• THE DATA

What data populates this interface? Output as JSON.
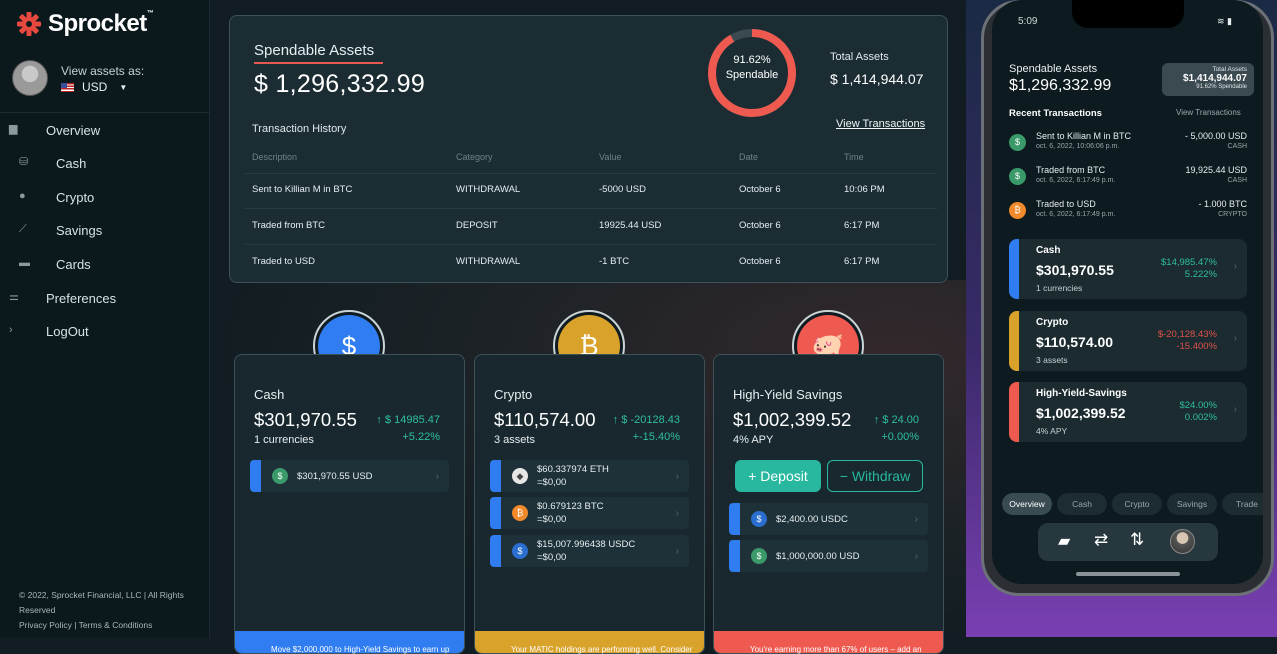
{
  "sidebar": {
    "logo": "Sprocket",
    "logo_tm": "™",
    "view_assets_label": "View assets as:",
    "currency": "USD",
    "nav": [
      {
        "label": "Overview",
        "icon": "wallet-icon"
      },
      {
        "label": "Cash",
        "icon": "coins-icon"
      },
      {
        "label": "Crypto",
        "icon": "crypto-coins-icon"
      },
      {
        "label": "Savings",
        "icon": "chart-line-icon"
      },
      {
        "label": "Cards",
        "icon": "card-icon"
      },
      {
        "label": "Preferences",
        "icon": "sliders-icon"
      },
      {
        "label": "LogOut",
        "icon": "chevron-right-icon"
      }
    ],
    "footer_line1": "© 2022, Sprocket Financial, LLC | All Rights Reserved",
    "footer_line2": "Privacy Policy | Terms & Conditions"
  },
  "summary": {
    "title": "Spendable Assets",
    "amount": "$ 1,296,332.99",
    "spendable_pct": "91.62%",
    "spendable_label": "Spendable",
    "spendable_fraction": 0.9162,
    "total_label": "Total Assets",
    "total_value": "$ 1,414,944.07",
    "history_title": "Transaction History",
    "view_link": "View Transactions",
    "columns": [
      "Description",
      "Category",
      "Value",
      "Date",
      "Time"
    ],
    "rows": [
      [
        "Sent to Killian M in BTC",
        "WITHDRAWAL",
        "-5000 USD",
        "October 6",
        "10:06 PM"
      ],
      [
        "Traded from BTC",
        "DEPOSIT",
        "19925.44 USD",
        "October 6",
        "6:17 PM"
      ],
      [
        "Traded to USD",
        "WITHDRAWAL",
        "-1 BTC",
        "October 6",
        "6:17 PM"
      ]
    ]
  },
  "cards": {
    "cash": {
      "title": "Cash",
      "amount": "$301,970.55",
      "sub": "1 currencies",
      "change": "↑ $ 14985.47",
      "pct": "+5.22%",
      "items": [
        {
          "text": "$301,970.55 USD",
          "icon": "dollar-icon"
        }
      ],
      "banner": "Move $2,000,000 to High-Yield Savings to earn up"
    },
    "crypto": {
      "title": "Crypto",
      "amount": "$110,574.00",
      "sub": "3 assets",
      "change": "↑ $ -20128.43",
      "pct": "+-15.40%",
      "items": [
        {
          "line1": "$60.337974 ETH",
          "line2": "=$0,00",
          "icon": "ethereum-icon"
        },
        {
          "line1": "$0.679123 BTC",
          "line2": "=$0,00",
          "icon": "bitcoin-icon"
        },
        {
          "line1": "$15,007.996438 USDC",
          "line2": "=$0,00",
          "icon": "usdc-icon"
        }
      ],
      "banner": "Your MATIC holdings are performing well. Consider"
    },
    "savings": {
      "title": "High-Yield Savings",
      "amount": "$1,002,399.52",
      "sub": "4% APY",
      "change": "↑ $ 24.00",
      "pct": "+0.00%",
      "deposit": "+ Deposit",
      "withdraw": "− Withdraw",
      "items": [
        {
          "text": "$2,400.00 USDC",
          "icon": "usdc-icon"
        },
        {
          "text": "$1,000,000.00 USD",
          "icon": "dollar-icon"
        }
      ],
      "banner": "You're earning more than 67% of users – add an"
    }
  },
  "phone": {
    "time": "5:09",
    "spendable_label": "Spendable Assets",
    "spendable_value": "$1,296,332.99",
    "total_label": "Total Assets",
    "total_value": "$1,414,944.07",
    "total_sub": "91.62% Spendable",
    "recent_title": "Recent Transactions",
    "view_link": "View Transactions",
    "transactions": [
      {
        "title": "Sent to Killian M in BTC",
        "date": "oct. 6, 2022, 10:06:06 p.m.",
        "amount": "- 5,000.00 USD",
        "cat": "CASH",
        "icon": "dollar-icon"
      },
      {
        "title": "Traded from BTC",
        "date": "oct. 6, 2022, 6:17:49 p.m.",
        "amount": "19,925.44 USD",
        "cat": "CASH",
        "icon": "dollar-icon"
      },
      {
        "title": "Traded to USD",
        "date": "oct. 6, 2022, 6:17:49 p.m.",
        "amount": "- 1.000 BTC",
        "cat": "CRYPTO",
        "icon": "bitcoin-icon"
      }
    ],
    "cards": [
      {
        "title": "Cash",
        "amount": "$301,970.55",
        "sub": "1 currencies",
        "chg": "$14,985.47%",
        "pct": "5.222%",
        "color": "#2f7df0",
        "chg_color": "#2fbf9f"
      },
      {
        "title": "Crypto",
        "amount": "$110,574.00",
        "sub": "3 assets",
        "chg": "$-20,128.43%",
        "pct": "-15.400%",
        "color": "#d9a22a",
        "chg_color": "#e0524a"
      },
      {
        "title": "High-Yield-Savings",
        "amount": "$1,002,399.52",
        "sub": "4% APY",
        "chg": "$24.00%",
        "pct": "0.002%",
        "color": "#ee5a4f",
        "chg_color": "#2fbf9f"
      }
    ],
    "tabs": [
      "Overview",
      "Cash",
      "Crypto",
      "Savings",
      "Trade"
    ]
  },
  "colors": {
    "accent_red": "#e85a4f",
    "cash_blue": "#2f7df0",
    "crypto_gold": "#d9a22a",
    "savings_red": "#ee5a4f",
    "positive": "#2fbf9f"
  }
}
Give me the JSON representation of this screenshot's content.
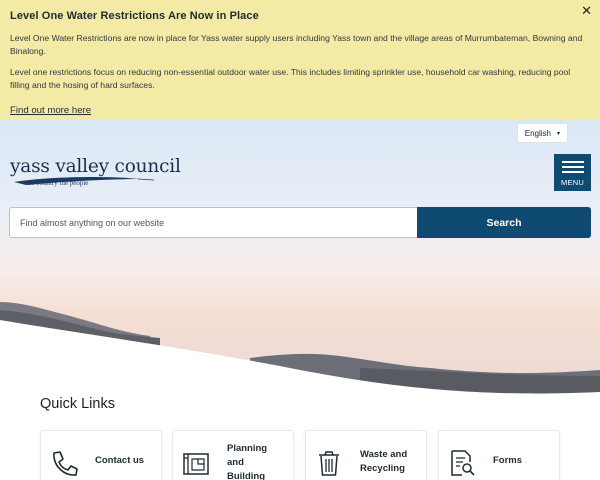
{
  "alert": {
    "title": "Level One Water Restrictions Are Now in Place",
    "paragraph1": "Level One Water Restrictions are now in place for Yass water supply users including Yass town and the village areas of Murrumbateman, Bowning and Binalong.",
    "paragraph2": "Level one restrictions focus on reducing non-essential outdoor water use. This includes limiting sprinkler use, household car washing, reducing pool filling and the hosing of hard surfaces.",
    "link": "Find out more here",
    "close": "✕"
  },
  "header": {
    "language": "English",
    "language_caret": "▾",
    "logo_name": "yass valley council",
    "logo_tagline": "the country   the people",
    "menu_label": "MENU"
  },
  "search": {
    "placeholder": "Find almost anything on our website",
    "button": "Search"
  },
  "quick_links": {
    "heading": "Quick Links",
    "items": [
      {
        "label": "Contact us",
        "icon": "phone-icon"
      },
      {
        "label": "Planning and Building",
        "icon": "blueprint-icon"
      },
      {
        "label": "Waste and Recycling",
        "icon": "bin-icon"
      },
      {
        "label": "Forms",
        "icon": "document-search-icon"
      }
    ]
  },
  "colors": {
    "alert_bg": "#f3eba5",
    "brand_blue": "#0f4a72"
  }
}
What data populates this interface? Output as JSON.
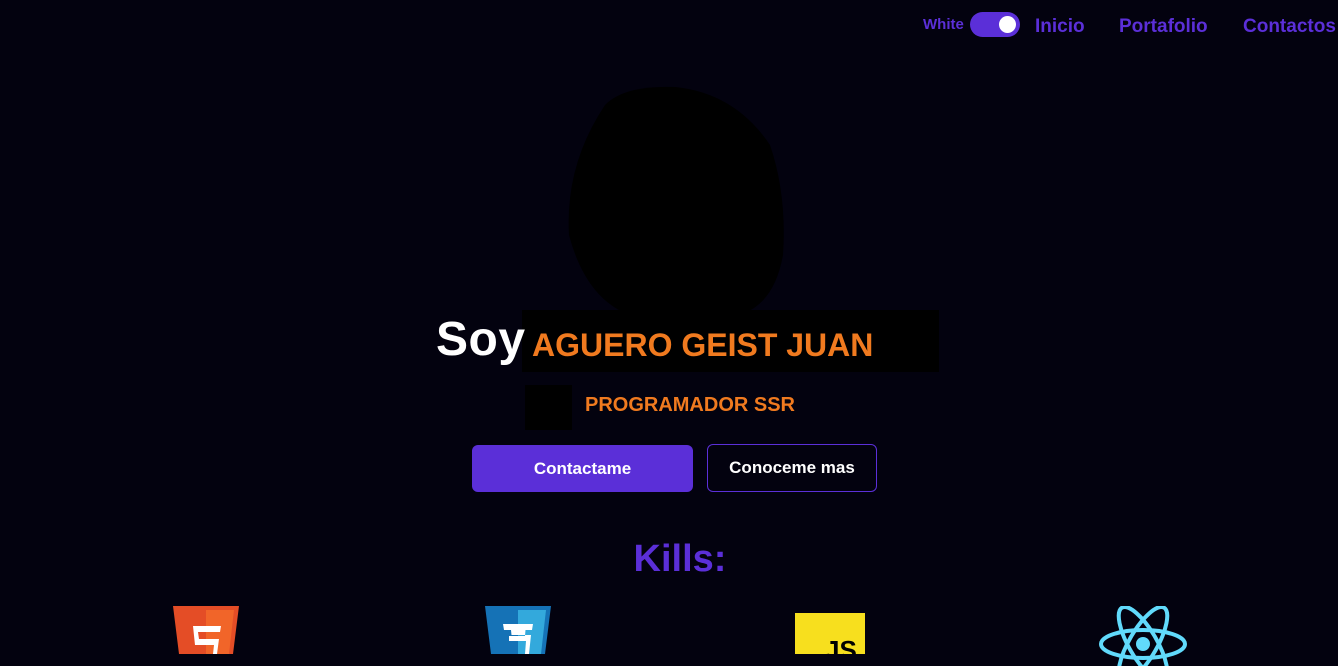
{
  "header": {
    "theme_toggle_label": "White",
    "nav": {
      "inicio": "Inicio",
      "portafolio": "Portafolio",
      "contactos": "Contactos"
    }
  },
  "hero": {
    "prefix": "Soy",
    "name": "AGUERO GEIST JUAN",
    "role": "PROGRAMADOR SSR",
    "buttons": {
      "primary": "Contactame",
      "secondary": "Conoceme mas"
    }
  },
  "skills": {
    "title": "Kills:",
    "items": [
      {
        "icon": "html5-icon"
      },
      {
        "icon": "css3-icon"
      },
      {
        "icon": "javascript-icon",
        "label": "JS"
      },
      {
        "icon": "react-icon"
      }
    ]
  },
  "colors": {
    "background": "#03020f",
    "accent": "#5b2fd8",
    "highlight": "#f07a1f"
  }
}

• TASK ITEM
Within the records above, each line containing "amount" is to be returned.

• RESPONSE TO THE EXERCISE
    "amount": "$ 1,296,332.99",
      "amount": "$301,970.55",
      "amount": "$110,574.00",
      "amount": "$1,002,399.52",
        "amount": "- 5,000.00 USD",
        "amount": "19,925.44 USD",
        "amount": "- 1.000 BTC",
        "amount": "$301,970.55",
        "amount": "$110,574.00",
        "amount": "$1,002,399.52",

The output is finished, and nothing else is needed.